TLDR:- All magic requires significantly more investment in terms of time rather than money, which is why so many teenagers and adolescents get into newer hobbies, because they have a lot of time but very little money themselves.
 

WitchDocIsIn

Elite Member
Sep 13, 2008
5,791
2,891
The creative investment is always huge. Cookie cutter performances suck all around, regardless of venue.

With the purchase of Mark Wilson's book, and Maximum Entertainment, one has all the material they need for a solid start in either close up or stage work.

But even getting a small table (again assuming we pay for it) would be more than getting a standard Bicycle deck, wouldn't it?

Are you implying that a close up show consisting entirely of playing cards wouldn't use a table? I strongly doubt that. Also, though a lot of folks like to say they could do hours of entertainment with a deck of cards - very, very few people actually could create a full show with playing cards. There needs to be variety.

So the table point is moot.

Chances are most households have everything needed to create a decent stage act.

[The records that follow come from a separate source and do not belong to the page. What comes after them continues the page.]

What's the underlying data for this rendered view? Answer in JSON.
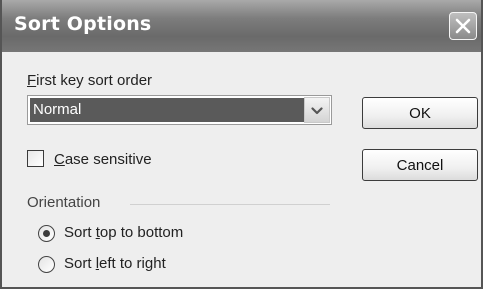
{
  "window": {
    "title": "Sort Options",
    "close_icon": "close-icon"
  },
  "sort_order": {
    "label_accel": "F",
    "label_rest": "irst key sort order",
    "selected": "Normal"
  },
  "buttons": {
    "ok": "OK",
    "cancel": "Cancel"
  },
  "case_sensitive": {
    "label_accel": "C",
    "label_rest": "ase sensitive",
    "checked": false
  },
  "orientation": {
    "group_label": "Orientation",
    "options": [
      {
        "pre": "Sort ",
        "accel": "t",
        "post": "op to bottom",
        "selected": true
      },
      {
        "pre": "Sort ",
        "accel": "l",
        "post": "eft to right",
        "selected": false
      }
    ]
  }
}
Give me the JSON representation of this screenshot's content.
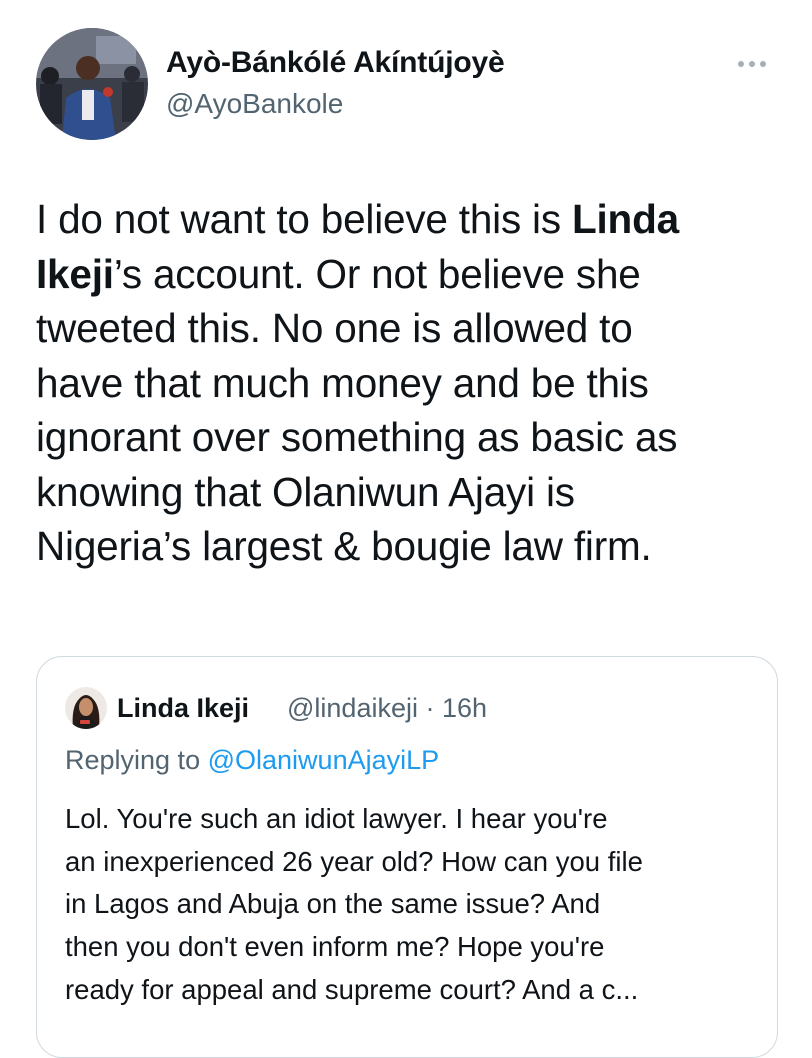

Finally, if we (last assumption, I promise :D) that the hosts will provide with the table, then we can also assume that we'd get coins, keys, pens, rings and even cards from the people watching a close up show.

Bold. We're long past Malini's time - creating a show that has any significant reliance on borrowing props is a recipe for disaster. People don't carry nearly as much as they used to, and people are less keen on letting some stranger borrow their valuables these days. Oh, and (at least in the US), if you borrow something expensive eventually it will bite you in the back side when someone says the phrase, "That's not the ring I loaned you," or "Is there a diamond missing?" Both things I've had friends tell me have happened to them.

As I said in my previous post - each genre of magic has its challenges. For close up the props might be cheap, but the performer is going to have to replace them regularly. For stage there may be more of an initial investment, but once that investment is made that show will probably be good to go for years - assuming the material is wisely chosen.

The point is that investing in knowledge means the performer can go any direction they like/need to. I have a friend that does a stage show based around martial arts feats - he's been working on making a stage act that will fit inside his motorcycle's saddlebag so he can just travel around Southeast Asia and perform wherever he can set up. I can think of multiple shows I could do, or teach someone, that would involve zero monetary investment. Just learning some skills and using what's around.

So yeah. I don't think any genre is inherently more difficult than another one, except in specific ways.
 
Searching...
{[{ searchResultsCount }]} Results